Gulf African Bank has tied its public listing plans to the exit of International Finance Corporation (IFC) from its shareholders’ roll. IFC bought a 15 per cent stake in the bank for $5 million (Sh430 million) last year, which valued it at about $33.33 million (Sh2.86 billion) at the time. Chief executive of Gulf Bank Abdalla Abdulkhalik said IFC plans to exit through a public share sale. The IPO is also expected to raise additional capital for the lender. However, no timeframe has been set. Going by the IFC’s investment horizon the public could get a chance to buy into the lender by 2017. IFC’s policy is to invest in firms for between five and seven years. Gulf Bank's total assets stood at Sh13.56 billion as at the end of 2012, up from Sh5 billion as at the end of 2008.
The International Finance Corporation (IFC) – the investment arm of the World Bank – has acquired 15 percent shareholding in Gulf African Bank, Kenya's Islamic bank, for $5 million (Sh425 million). In addition, a further $3 million (Sh255 million) trade guarantee has been opened for Gulf African Bank under IFC’s global trade finance programme. Gulf African Bank said it would use IFC’s financing to boost finance for retail and corporate customers and develop programmes for women entrepreneurs while also extending services to SMEs. In addition to the IFC partnership, the bank is undertaking a rights issue to increase its capital base by an additional Sh850 million.

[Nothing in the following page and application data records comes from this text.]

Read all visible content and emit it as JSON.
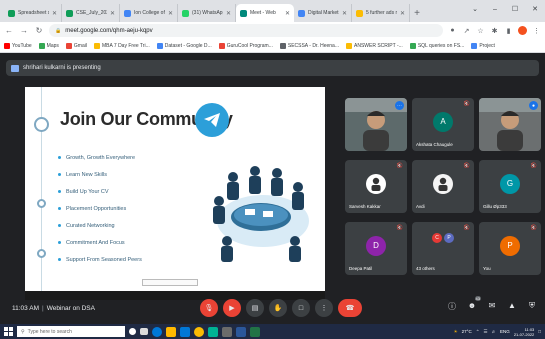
{
  "browser": {
    "tabs": [
      {
        "label": "Spreadsheet shi",
        "fav_color": "#0f9d58",
        "active": false
      },
      {
        "label": "CSE_July_2022",
        "fav_color": "#0f9d58",
        "active": false
      },
      {
        "label": "Ion College of",
        "fav_color": "#4285f4",
        "active": false
      },
      {
        "label": "(31) WhatsApp",
        "fav_color": "#25d366",
        "active": false
      },
      {
        "label": "Meet - Web",
        "fav_color": "#00897b",
        "active": true
      },
      {
        "label": "Digital Marketin",
        "fav_color": "#4285f4",
        "active": false
      },
      {
        "label": "5 further ads mon",
        "fav_color": "#fbbc04",
        "active": false
      }
    ],
    "url": "meet.google.com/qhm-aeju-kqpv",
    "bookmarks": [
      {
        "label": "YouTube",
        "color": "#ff0000"
      },
      {
        "label": "Maps",
        "color": "#34a853"
      },
      {
        "label": "Gmail",
        "color": "#ea4335"
      },
      {
        "label": "MBA 7 Day Free Tri...",
        "color": "#fbbc04"
      },
      {
        "label": "Dataset - Google D...",
        "color": "#4285f4"
      },
      {
        "label": "GuruCool Program...",
        "color": "#ea4335"
      },
      {
        "label": "SECSSA - Dr. Heena...",
        "color": "#5f6368"
      },
      {
        "label": "ANSWER SCRIPT -...",
        "color": "#fbbc04"
      },
      {
        "label": "SQL queries on FS...",
        "color": "#34a853"
      },
      {
        "label": "Project",
        "color": "#4285f4"
      }
    ]
  },
  "meet": {
    "presenting_text": "shrihari kulkarni is presenting",
    "slide": {
      "title": "Join Our Community",
      "bullets": [
        "Growth, Growth Everywhere",
        "Learn New Skills",
        "Build Up Your CV",
        "Placement Opportunities",
        "Curated Networking",
        "Commitment And Focus",
        "Support From Seasoned Peers"
      ]
    },
    "participants": [
      {
        "name": "",
        "kind": "photo",
        "color": "#5d6a6b"
      },
      {
        "name": "Akshata Chaugule",
        "initial": "A",
        "color": "#00796b"
      },
      {
        "name": "",
        "kind": "photo",
        "color": "#6b6f70"
      },
      {
        "name": "Sarvesh Kakkar",
        "kind": "icon",
        "color": "#ffffff"
      },
      {
        "name": "Avdi",
        "kind": "icon",
        "color": "#f4f4f4"
      },
      {
        "name": "Gillu Øp333",
        "initial": "G",
        "color": "#0097a7"
      },
      {
        "name": "Deepa Patil",
        "initial": "D",
        "color": "#8e24aa"
      },
      {
        "name": "43 others",
        "kind": "others"
      },
      {
        "name": "You",
        "initial": "P",
        "color": "#ef6c00"
      }
    ],
    "others_avatars": [
      {
        "initial": "C",
        "color": "#e53935"
      },
      {
        "initial": "P",
        "color": "#5c6bc0"
      }
    ],
    "meeting_time": "11:03 AM",
    "meeting_title": "Webinar on DSA",
    "participant_count": "43"
  },
  "taskbar": {
    "search_placeholder": "Type here to search",
    "temperature": "27°C",
    "lang": "ENG",
    "time": "11:03",
    "date": "21-07-2022"
  }
}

Standard Chartered Plc will start offering Islamic banking in Kenya as a springboard into the rest of Africa, Wasim Saifi, its global head of Islamic consumer banking said. Moreover, it may expand services in Indonesia. He said the bank would offer the services through its Islamic banking brand, Standard Chartered Saadiq, targeting the country’s official Muslim population of 4 million people, as well as non-Muslims. The new products will first be launched in Kenya, then in other countries in east Africa and west Africa, as well as further afield. Especially Indonesia is interesting to the bank because Islamic finance is set to triple or quadruple in the next five-ten years in the country. Standard Chartered currently offers Islamic banking in Indonesia through associate Bank Permata